Not happy with our auto pilot’s performance on our last passage, or lack of performance to be more accurate, I took it upon myself to try to fix it yesterday. As I worked to disassemble the unit, I first likened the process to a surgeon performing exploratory surgery. When I got further into it though, I realized that it was more like a coroner conducting a post-mortem exam on some alien that had crash landed on Earth, that being because I had no idea what I was going to find inside the unit, having never taken one apart before.
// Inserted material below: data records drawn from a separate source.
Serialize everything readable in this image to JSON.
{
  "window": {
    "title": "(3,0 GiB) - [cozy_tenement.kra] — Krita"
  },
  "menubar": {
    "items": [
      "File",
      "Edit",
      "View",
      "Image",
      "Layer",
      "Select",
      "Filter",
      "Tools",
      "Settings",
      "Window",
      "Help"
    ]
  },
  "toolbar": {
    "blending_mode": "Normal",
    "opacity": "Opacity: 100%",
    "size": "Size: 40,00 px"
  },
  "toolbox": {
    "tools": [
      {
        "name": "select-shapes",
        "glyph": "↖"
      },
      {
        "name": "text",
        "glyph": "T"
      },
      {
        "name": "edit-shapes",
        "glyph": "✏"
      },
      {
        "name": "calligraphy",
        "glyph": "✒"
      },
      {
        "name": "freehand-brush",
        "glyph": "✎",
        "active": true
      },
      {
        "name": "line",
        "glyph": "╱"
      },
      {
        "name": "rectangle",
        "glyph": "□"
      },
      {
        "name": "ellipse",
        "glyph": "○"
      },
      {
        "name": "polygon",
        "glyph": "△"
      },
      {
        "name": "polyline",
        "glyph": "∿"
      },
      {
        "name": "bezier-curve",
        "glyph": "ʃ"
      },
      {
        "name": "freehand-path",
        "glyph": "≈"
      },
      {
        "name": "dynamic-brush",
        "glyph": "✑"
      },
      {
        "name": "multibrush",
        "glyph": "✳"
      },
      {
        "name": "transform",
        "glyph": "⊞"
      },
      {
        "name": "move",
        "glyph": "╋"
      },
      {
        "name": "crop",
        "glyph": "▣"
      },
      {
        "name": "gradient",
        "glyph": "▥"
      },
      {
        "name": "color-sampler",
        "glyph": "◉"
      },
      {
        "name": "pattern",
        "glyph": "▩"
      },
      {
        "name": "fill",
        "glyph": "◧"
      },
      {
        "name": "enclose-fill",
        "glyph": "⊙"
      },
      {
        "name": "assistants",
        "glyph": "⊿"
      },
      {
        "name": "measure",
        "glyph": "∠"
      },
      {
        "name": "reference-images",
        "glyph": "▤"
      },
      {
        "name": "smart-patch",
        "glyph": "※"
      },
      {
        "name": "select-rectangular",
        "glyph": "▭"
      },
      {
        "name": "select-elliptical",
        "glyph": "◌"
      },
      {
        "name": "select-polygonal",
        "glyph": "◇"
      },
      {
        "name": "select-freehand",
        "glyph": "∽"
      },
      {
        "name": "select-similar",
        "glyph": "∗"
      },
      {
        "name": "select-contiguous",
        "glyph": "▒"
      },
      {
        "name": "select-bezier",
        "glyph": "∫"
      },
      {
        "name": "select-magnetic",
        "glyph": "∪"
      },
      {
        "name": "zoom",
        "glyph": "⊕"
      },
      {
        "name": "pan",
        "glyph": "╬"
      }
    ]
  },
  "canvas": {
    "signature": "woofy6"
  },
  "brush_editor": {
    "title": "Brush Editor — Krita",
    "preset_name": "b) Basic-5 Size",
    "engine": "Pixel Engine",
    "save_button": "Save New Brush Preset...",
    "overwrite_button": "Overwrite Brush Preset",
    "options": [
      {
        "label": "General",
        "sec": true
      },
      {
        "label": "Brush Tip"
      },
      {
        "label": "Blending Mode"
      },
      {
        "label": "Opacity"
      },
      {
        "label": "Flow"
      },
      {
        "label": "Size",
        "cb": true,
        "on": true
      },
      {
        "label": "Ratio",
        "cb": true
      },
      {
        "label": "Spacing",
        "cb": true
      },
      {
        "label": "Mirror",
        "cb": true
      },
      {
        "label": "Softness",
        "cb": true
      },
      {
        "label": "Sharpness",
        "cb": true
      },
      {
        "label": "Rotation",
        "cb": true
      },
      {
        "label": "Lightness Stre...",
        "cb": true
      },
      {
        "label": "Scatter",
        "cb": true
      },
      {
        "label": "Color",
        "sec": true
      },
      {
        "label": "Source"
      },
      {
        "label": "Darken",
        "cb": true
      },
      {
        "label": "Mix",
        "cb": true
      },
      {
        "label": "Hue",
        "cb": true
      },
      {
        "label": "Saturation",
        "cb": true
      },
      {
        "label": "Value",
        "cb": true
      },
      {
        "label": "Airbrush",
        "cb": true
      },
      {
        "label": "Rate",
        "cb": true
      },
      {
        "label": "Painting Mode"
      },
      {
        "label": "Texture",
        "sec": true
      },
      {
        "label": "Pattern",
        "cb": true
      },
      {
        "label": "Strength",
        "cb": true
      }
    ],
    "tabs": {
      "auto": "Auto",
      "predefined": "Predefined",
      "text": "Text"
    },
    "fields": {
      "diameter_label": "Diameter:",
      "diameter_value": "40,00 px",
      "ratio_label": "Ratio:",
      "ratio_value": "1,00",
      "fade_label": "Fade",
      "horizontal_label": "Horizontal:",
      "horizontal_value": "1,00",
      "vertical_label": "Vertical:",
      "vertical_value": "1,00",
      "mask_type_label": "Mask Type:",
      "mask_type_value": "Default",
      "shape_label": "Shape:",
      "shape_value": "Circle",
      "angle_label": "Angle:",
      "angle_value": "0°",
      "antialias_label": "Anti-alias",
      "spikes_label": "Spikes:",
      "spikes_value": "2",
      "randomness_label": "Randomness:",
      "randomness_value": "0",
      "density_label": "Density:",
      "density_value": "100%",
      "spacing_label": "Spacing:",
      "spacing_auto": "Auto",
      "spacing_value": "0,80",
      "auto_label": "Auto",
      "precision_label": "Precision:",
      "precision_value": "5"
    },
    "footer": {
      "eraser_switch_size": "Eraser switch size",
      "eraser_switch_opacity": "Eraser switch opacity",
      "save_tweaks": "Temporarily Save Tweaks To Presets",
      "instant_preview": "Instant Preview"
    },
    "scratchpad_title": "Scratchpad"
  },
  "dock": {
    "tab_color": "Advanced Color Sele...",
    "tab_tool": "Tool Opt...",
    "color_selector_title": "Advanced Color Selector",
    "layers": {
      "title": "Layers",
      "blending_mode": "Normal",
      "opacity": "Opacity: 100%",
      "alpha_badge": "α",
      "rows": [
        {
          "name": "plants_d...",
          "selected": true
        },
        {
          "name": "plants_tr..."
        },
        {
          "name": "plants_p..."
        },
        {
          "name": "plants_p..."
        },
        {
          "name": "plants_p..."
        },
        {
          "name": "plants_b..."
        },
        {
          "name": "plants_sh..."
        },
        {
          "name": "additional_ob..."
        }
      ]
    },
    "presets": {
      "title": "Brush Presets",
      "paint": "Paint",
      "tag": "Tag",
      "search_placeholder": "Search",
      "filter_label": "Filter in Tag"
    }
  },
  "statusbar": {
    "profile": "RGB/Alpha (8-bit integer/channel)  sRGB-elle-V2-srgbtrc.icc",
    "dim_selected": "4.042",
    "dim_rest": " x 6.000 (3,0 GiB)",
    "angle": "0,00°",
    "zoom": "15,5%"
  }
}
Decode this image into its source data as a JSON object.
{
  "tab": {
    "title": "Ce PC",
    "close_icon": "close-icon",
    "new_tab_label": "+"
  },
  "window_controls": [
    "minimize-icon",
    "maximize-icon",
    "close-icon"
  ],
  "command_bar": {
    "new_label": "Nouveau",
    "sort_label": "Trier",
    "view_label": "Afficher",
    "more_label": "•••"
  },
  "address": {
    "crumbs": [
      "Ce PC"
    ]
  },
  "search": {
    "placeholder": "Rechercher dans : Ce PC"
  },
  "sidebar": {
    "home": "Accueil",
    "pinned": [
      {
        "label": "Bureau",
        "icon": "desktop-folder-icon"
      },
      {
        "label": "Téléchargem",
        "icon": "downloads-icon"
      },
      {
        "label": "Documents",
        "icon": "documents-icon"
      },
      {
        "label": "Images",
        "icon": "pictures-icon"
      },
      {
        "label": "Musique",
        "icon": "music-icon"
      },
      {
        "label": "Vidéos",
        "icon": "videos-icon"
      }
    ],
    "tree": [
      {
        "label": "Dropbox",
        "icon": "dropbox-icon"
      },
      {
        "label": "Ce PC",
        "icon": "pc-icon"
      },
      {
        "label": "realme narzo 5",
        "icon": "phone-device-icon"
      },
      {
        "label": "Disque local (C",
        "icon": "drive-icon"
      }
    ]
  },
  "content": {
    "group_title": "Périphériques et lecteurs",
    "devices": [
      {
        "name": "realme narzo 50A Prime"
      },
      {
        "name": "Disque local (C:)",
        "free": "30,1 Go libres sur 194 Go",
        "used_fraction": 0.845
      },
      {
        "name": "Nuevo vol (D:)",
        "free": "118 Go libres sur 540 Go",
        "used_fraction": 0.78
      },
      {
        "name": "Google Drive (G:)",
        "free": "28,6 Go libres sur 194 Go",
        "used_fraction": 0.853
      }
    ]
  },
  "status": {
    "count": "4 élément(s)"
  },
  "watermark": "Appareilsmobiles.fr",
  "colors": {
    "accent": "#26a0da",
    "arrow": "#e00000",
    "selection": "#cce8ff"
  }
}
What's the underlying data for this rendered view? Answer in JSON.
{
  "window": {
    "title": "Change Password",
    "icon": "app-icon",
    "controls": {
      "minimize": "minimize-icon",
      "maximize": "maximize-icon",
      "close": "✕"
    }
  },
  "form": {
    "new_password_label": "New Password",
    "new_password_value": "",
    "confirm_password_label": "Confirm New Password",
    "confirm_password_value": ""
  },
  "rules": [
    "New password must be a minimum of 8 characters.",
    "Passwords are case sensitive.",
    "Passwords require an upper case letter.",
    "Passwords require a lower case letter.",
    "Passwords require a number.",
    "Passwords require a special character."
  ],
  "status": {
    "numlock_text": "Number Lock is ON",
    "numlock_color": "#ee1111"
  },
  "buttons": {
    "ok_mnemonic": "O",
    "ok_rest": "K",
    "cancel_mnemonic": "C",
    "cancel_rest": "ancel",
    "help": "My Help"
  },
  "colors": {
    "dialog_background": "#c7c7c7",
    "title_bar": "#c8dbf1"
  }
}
As it turns out, the mechanical portion of the alien, I mean wheel unit, is pretty simple. Inside it there is a belt driven by a gear which, when a clutch is locked down, will turn the wheel. I had hoped to see something obvious that would indicate the problem but that was not to be. I can only guess that, even though the belt is still in one piece, the teeth on it are worn enough that, under pressure, they are slipping around the gear. Working on that assumption, I placed an order for 2 belts yesterday (one to put in and another spare) and am having them shipped to California where we can pick them up next month. We still have a lot of miles to cover between now and then so hopefully we can find some really settled weather to travel in that won’t make Wheeler, the auto pilot, stress too much.